Directions for this task: A word-for-word repeat of the records below is what this calls for.

· · · · · · ·

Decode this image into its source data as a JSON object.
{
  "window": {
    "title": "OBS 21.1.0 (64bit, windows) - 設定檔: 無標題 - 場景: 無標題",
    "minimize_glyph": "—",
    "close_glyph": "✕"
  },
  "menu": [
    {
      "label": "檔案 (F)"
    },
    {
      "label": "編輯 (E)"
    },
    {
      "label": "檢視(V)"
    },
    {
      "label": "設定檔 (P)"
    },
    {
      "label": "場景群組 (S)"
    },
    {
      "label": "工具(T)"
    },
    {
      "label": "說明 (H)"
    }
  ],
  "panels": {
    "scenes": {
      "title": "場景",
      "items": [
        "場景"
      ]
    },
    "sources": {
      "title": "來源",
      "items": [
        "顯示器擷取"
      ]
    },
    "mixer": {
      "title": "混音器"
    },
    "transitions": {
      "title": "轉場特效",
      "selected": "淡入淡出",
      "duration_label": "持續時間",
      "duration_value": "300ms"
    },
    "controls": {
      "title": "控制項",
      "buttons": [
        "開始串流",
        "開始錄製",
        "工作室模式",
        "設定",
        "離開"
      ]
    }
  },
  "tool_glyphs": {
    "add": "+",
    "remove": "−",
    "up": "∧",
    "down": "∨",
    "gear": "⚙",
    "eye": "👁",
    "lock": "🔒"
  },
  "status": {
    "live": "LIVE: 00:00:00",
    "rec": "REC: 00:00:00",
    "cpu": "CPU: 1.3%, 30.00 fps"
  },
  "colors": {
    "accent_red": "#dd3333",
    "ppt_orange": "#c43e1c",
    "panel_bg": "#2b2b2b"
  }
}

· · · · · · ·

Exercise answer:
Decode this image into its source data as a JSON object.
{
  "window": {
    "title": "OBS 21.1.0 (64bit, windows) - 設定檔: 無標題 - 場景: 無標題",
    "minimize_glyph": "—",
    "close_glyph": "✕"
  },
  "menu": [
    {
      "label": "檔案 (F)"
    },
    {
      "label": "編輯 (E)"
    },
    {
      "label": "檢視(V)"
    },
    {
      "label": "設定檔 (P)"
    },
    {
      "label": "場景群組 (S)"
    },
    {
      "label": "工具(T)"
    },
    {
      "label": "說明 (H)"
    }
  ],
  "panels": {
    "scenes": {
      "title": "場景",
      "items": [
        "場景"
      ]
    },
    "sources": {
      "title": "來源",
      "items": [
        "顯示器擷取"
      ]
    },
    "mixer": {
      "title": "混音器"
    },
    "transitions": {
      "title": "轉場特效",
      "selected": "淡入淡出",
      "duration_label": "持續時間",
      "duration_value": "300ms"
    },
    "controls": {
      "title": "控制項",
      "buttons": [
        "開始串流",
        "開始錄製",
        "工作室模式",
        "設定",
        "離開"
      ]
    }
  },
  "tool_glyphs": {
    "add": "+",
    "remove": "−",
    "up": "∧",
    "down": "∨",
    "gear": "⚙",
    "eye": "👁",
    "lock": "🔒"
  },
  "status": {
    "live": "LIVE: 00:00:00",
    "rec": "REC: 00:00:00",
    "cpu": "CPU: 1.3%, 30.00 fps"
  },
  "colors": {
    "accent_red": "#dd3333",
    "ppt_orange": "#c43e1c",
    "panel_bg": "#2b2b2b"
  }
}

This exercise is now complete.